BBC’s filming of raid at Sir Cliff’s home ‘may be result of corruption’

BBC faces corruption allegation over its Sir Cliff police raid coverage

Reporter’s relationship with police under scrutiny as DG is summoned by MPs to explain extensive live broadcast of swoop on singer’s home
Lauded therapist Harley Mille still in limbo as battle to stay in Britain drags on

Lauded therapist still in limbo as battle to stay in Britain drags on

Australian Harley Miller is as frustrated by court delays as she is with the idiosyncrasies of immigration law
Lewis Fry Richardson's weather forecasts changed the world. But could his predictions of war do the same?

Lewis Fry Richardson's weather forecasts changed the world...

But could his predictions of war do the same?
Kate Bush asks fans not to take photos at her London gigs: 'I want to have contact with the audience, not iPhones'

'I want to have contact with the audience, not iPhones'

Kate Bush asks fans not to take photos at her London gigs
Under-35s have rated gardening in their top five favourite leisure activities, but why?

Young at hort

Under-35s have rated gardening in their top five favourite leisure activities. But why are so many people are swapping sweaty clubs for leafy shrubs?
Tim Vine, winner of the Funniest Joke of the Fringe award: 'making a quip as funny as possible is an art'

Beyond a joke

Tim Vine, winner of the Funniest Joke of the Fringe award, has nigh-on 200 in his act. So how are they conceived?
The late Peter O'Toole shines in 'Katherine of Alexandria' despite illness

The late Peter O'Toole shines in 'Katherine of Alexandria' despite illness

Sadly though, the Lawrence of Arabia star is not around to lend his own critique
Wicken Fen in Cambridgeshire: The joy of camping in a wetland nature reserve and sleeping under the stars

A wild night out

Wicken Fen in Cambridgeshire offers a rare chance to camp in a wetland nature reserve
Comic Sans for Cancer exhibition: It’s the font that’s openly ridiculed for its jaunty style, but figures of fun have their fans

Comic Sans for Cancer exhibition

It’s the font that’s openly ridiculed for its jaunty style, but figures of fun have their fans
Besiktas vs Arsenal: Five things we learnt from the Champions League first-leg tie

Besiktas vs Arsenal

Five things we learnt from the Champions League first-leg tie
Rory McIlroy a smash hit on the US talk show circuit

Rory McIlroy a smash hit on the US talk show circuit

As the Northern Irishman prepares for the Barclays, he finds time to appear on TV in the States, where he’s now such a global superstar that he needs no introduction
Boy racer Max Verstappen stays relaxed over step up to Formula One

Boy racer Max Verstappen stays relaxed over step up to F1

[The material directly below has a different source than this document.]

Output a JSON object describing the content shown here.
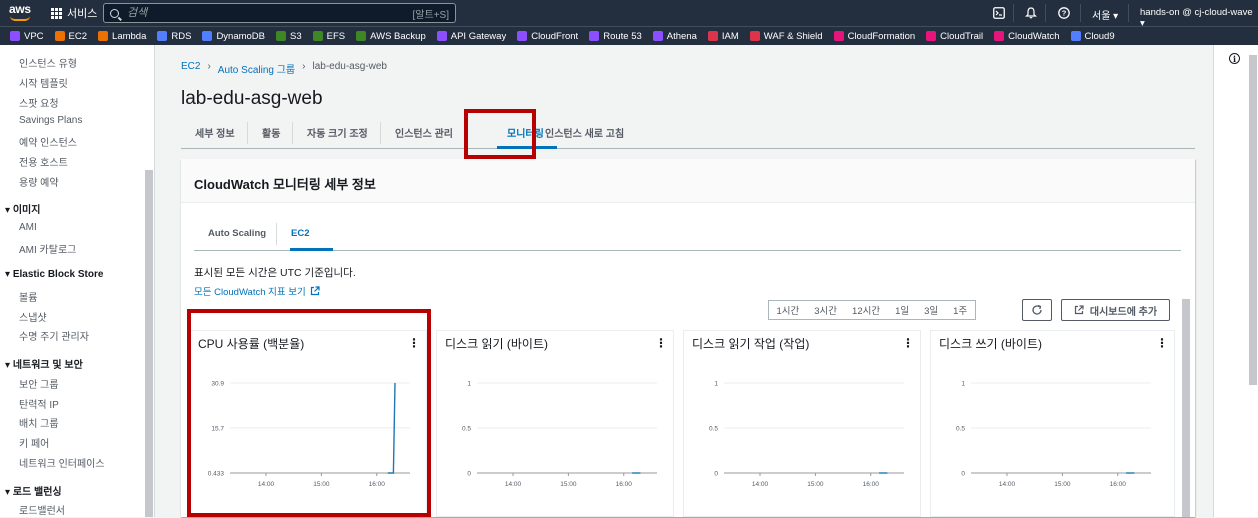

The 16-year-old will become the sport’s youngest-ever driver when he makes his debut for Toro Rosso next season
Fear brings the enemies of Isis together at last

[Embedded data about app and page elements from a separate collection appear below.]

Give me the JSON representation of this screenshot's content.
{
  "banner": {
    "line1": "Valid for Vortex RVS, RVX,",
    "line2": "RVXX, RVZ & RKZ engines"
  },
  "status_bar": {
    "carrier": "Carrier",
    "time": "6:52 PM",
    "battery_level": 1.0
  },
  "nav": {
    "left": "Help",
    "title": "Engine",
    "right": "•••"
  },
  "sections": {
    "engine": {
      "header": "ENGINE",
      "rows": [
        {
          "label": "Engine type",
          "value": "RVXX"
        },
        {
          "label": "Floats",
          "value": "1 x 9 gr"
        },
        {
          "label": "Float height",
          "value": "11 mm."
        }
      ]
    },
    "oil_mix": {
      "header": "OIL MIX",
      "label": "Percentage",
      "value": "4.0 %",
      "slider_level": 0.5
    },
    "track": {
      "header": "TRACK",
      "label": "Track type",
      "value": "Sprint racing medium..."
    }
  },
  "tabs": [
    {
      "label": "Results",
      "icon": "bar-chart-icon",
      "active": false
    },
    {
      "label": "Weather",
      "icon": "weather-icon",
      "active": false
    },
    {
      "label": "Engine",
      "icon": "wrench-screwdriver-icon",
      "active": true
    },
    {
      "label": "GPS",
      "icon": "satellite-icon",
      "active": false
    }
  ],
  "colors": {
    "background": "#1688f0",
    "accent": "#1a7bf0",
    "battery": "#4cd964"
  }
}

Fear brings the enemies of Isis together at last

But belated attempts to unite will be to no avail if the Sunni caliphate remains strong in Syria, says Patrick Cockburn
Charlie Gilmour: 'I wondered if I would end up killing myself in jail'

Charlie Gilmour: 'I wondered if I'd end up killing myself in jail'

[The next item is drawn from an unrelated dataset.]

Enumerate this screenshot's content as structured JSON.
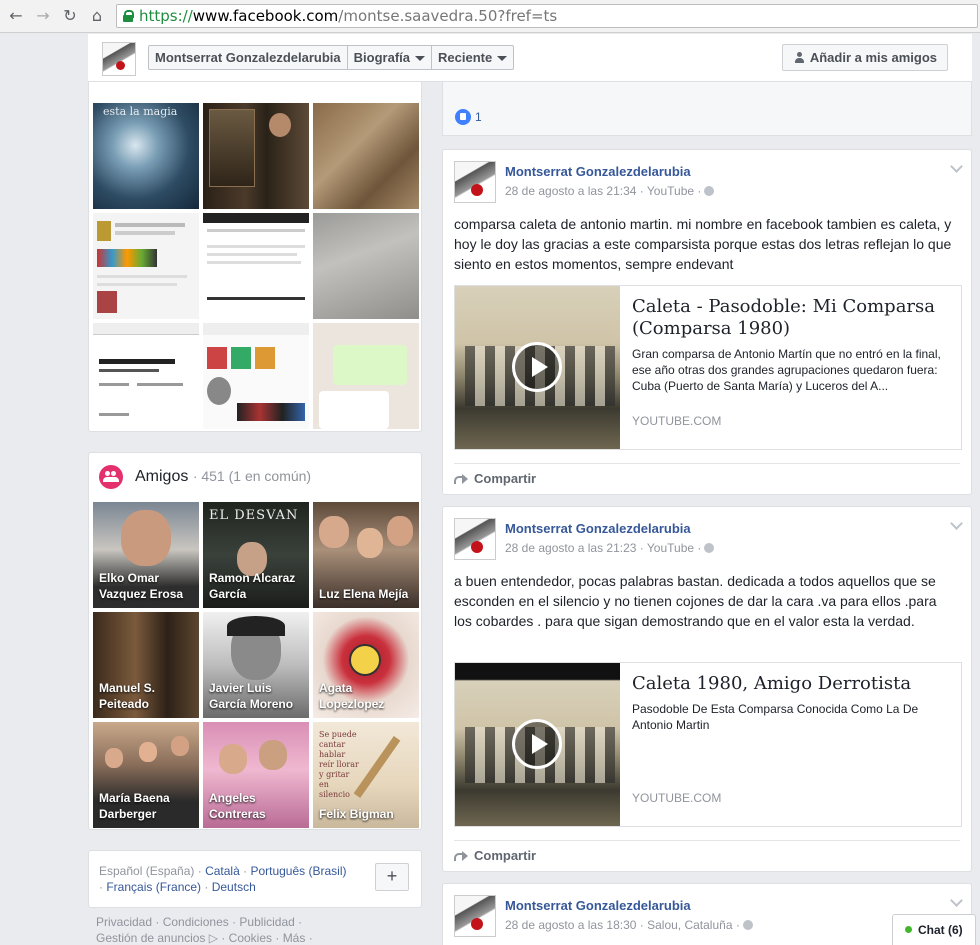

Following last week's report on prison suicides, the former inmate asks how much progress we have made in the 50 years since the abolition of capital punishment